His version relates how, in December 1531, an Indian, Juan Diego was walking at dawn past the hill in Tepeyac, north of Mexico City, to attend Mass. He caught sight of a colourful rainbow and heard the sound of beautiful singing. As he turned towards the sound, the Virgin appeared and spoke to him, declaring that she was the Mother of God and that a temple should be established on the hill from where she might help him and those devoted to her. She enjoined him to give a faithful account of this to the bishop.

The bishop at first did not believe him and sought a sign. The Indian returned and unfastened his cloak, in which the Virgin had instructed him to gather flowers from the hill. The bishop then saw the image of the Virgin on the cloak and ordered a church to be built in the place where she had appeared – the very site where the indigenous inhabitants had once worshipped Tonantzin, an expiatory goddess whose name means bur mother’ in the native Indian language.

Patron of New Spain

Throughout the 17th century, a vast quantity of Latin and Spanish literature followed in praise of the Virgin of Guadalupe. Juan Diego’s cloak with the picture of the Virgin was seen as ‘a cloak of protection for the people of Mexico’. Another tradition identified her with that of the Virgin in the Apocalypse in Revelation 12.

The Jesuit missionaries who began to work in Mexico in 1572 were greatly impressed by the popular cult. It was due to the negotiations of a Jesuit that Pope Benedict XIV (after seeing a copy of the Mexican Virgin painted by Miguel Cabrera and marvelling at its beauty) issued the papal bull of 1754, approving the election of Our Lady ofGuadalupe as the principal patron of New Spain, and named her feast day as December 12.

Soon afterwards in 1767, Carlos III of Spain, fearing their increasing power and total obedience to the papacy, expelled the Jesuits from all his dominions. Many of the Mexican Jesuits found refuge in Italy, taking with them the Guadalupan traditions. The Latin poet and Jesuit priest Rafael Landivar was amongst the refugees. His father was a nobleman from Navarra, who had settled in the Spanish Colonies and married a criolla’ wife. Their son Rafael was given a Jesuit education and gained a theological degree in Guatemala. Then, moving to Mexico, he joined the Jesuits, was ordained and eventually became Rector of a seminary.

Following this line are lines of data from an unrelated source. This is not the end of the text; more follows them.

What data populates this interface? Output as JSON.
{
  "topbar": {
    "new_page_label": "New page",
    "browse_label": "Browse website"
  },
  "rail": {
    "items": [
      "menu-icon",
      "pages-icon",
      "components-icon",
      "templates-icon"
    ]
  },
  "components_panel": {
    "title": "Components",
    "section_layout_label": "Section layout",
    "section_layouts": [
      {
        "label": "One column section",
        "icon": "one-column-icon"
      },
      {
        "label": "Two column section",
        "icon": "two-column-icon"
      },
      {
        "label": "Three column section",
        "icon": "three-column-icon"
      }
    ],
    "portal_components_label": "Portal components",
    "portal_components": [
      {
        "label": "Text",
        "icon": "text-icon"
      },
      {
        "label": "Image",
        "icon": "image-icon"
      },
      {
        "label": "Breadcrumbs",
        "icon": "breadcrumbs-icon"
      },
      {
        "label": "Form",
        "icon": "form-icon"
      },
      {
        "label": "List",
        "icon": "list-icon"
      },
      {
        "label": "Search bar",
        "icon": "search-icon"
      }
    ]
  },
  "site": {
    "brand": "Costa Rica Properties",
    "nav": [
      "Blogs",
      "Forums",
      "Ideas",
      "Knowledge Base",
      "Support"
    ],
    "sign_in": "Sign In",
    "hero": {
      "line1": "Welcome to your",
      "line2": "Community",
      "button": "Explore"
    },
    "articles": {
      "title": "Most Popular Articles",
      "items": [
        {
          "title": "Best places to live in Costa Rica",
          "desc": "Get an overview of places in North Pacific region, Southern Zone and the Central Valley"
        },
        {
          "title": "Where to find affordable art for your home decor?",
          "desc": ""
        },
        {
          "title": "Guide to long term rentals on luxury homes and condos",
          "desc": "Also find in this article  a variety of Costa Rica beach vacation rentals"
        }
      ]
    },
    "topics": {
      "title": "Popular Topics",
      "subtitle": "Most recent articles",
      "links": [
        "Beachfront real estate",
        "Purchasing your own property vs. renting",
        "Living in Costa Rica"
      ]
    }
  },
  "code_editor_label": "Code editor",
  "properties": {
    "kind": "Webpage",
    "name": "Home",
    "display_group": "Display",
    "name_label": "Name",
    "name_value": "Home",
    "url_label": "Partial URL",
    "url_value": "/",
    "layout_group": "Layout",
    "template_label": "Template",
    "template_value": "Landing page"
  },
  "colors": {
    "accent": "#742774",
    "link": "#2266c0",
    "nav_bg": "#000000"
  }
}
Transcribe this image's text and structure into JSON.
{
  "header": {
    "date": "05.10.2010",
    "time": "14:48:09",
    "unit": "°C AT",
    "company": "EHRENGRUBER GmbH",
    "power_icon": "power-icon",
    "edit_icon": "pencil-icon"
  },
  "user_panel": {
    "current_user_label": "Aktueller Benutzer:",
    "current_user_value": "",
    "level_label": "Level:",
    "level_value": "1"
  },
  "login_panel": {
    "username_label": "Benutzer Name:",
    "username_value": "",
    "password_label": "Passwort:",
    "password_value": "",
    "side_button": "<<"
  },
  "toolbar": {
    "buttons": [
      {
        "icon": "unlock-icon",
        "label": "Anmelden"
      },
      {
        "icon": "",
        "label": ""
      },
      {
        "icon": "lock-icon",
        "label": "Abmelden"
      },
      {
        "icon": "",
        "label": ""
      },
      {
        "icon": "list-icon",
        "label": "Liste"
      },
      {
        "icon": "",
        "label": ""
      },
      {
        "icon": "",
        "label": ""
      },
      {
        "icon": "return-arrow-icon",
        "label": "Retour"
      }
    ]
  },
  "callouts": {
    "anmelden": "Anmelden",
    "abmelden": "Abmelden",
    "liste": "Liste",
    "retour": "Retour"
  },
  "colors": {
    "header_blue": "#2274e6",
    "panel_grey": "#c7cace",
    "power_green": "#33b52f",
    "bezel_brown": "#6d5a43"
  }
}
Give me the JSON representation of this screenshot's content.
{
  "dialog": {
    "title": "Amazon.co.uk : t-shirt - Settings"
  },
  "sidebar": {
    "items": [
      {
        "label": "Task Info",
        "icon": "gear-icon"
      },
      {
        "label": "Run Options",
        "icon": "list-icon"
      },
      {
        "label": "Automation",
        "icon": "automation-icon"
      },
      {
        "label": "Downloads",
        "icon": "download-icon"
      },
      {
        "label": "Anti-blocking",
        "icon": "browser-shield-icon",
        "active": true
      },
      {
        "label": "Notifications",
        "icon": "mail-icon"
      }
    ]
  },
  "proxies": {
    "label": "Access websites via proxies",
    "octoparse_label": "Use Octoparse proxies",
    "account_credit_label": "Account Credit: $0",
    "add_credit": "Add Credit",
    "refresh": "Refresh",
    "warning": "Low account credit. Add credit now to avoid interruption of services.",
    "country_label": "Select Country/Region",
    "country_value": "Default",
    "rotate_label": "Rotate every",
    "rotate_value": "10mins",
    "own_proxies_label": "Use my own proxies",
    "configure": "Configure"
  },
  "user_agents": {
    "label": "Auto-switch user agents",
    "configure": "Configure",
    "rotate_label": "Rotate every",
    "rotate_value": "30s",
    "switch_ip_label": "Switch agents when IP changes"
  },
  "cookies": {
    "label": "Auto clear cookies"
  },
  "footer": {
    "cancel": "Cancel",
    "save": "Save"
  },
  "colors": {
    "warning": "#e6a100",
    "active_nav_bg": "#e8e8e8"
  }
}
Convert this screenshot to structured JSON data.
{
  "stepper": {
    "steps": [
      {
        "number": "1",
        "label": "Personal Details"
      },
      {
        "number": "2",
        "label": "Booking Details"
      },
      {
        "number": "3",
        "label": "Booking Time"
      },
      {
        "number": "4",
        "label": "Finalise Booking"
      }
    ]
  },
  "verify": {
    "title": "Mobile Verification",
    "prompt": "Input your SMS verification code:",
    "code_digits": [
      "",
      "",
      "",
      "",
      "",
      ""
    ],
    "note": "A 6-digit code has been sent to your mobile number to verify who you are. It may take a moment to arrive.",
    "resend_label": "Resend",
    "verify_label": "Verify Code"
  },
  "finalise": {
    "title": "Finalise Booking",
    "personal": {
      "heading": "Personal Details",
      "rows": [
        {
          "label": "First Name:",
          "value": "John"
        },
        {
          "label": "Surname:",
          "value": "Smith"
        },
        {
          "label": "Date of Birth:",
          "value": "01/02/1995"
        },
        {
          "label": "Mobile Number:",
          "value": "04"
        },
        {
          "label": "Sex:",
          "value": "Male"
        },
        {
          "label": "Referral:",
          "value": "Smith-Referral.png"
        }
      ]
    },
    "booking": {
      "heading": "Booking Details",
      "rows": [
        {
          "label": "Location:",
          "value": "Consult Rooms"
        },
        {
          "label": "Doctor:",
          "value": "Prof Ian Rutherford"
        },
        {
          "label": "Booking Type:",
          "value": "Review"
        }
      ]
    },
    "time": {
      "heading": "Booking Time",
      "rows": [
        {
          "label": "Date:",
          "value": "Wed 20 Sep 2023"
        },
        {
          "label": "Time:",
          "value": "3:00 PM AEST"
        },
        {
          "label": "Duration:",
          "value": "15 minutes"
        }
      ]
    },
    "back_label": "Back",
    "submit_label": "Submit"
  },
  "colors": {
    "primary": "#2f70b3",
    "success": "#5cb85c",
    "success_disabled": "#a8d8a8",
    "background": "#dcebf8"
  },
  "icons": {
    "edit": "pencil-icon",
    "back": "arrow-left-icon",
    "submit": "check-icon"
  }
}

In 1767, he was amongst those who were cruelly deported without warning, and after arriving in Italy, he joined the community of Jesuits in Bologna.

Rafael Landfvar

Some years later, the ‘ten book edition of his Latin epic poem about his beloved Mexico was published. It included some vivid lines about the Blessed Virgin of Guadalupe. He described how after she had shown Juan Diego a manifestation of her mercy, the Indian, ‘mentally disturbed and perplexed’ because of the miraculous event, was unable to find the places which the Queen had hallowed with her footsteps. In order to help him to guide his companions to the trail, the Virgin adorned the meadow with a health-bringing fountain and granted to the city ‘an everlasting pledge of her devotion’.

Why mention this obscure Mexican poet? Because his devotion to the Blessed Virgin remained with him throughout his life and inspired him to write two Marian poems. They have now been translated for the first time into English in The Epic of America – an Introduction to Landivar, published by Duckworth. The lines quoted below from Landivar’s ‘Ode in Honour of the Blessed Virgin’ demonstrate that the ideas he expressed about the role of Our Lady deserve to be more widely known. Perhaps they could even be incorporated into our own church tradition in praise of the Blessed Virgin.

See how the Father with just ordinance had long deemed to honour Mary, free from the sin of our first ancestor, and at once a Virgin and Mother, with his offspring. How the Virgin brought forth God for us; her breast was smitten with grim suffering inflicted by wounds and swords, and in shame she nobly positioned herself at the side of her Son.

In her kindness, she gave the people a formation in faith, she piously taught Christian ways; until borne up to heaven she departed, praised by Angelic song.

God the Creator gave her to the Angels as Queen, he too gave her to the Underworld as Mistress and to us, mercifully redeemed, as a Mother, outstanding in devotion.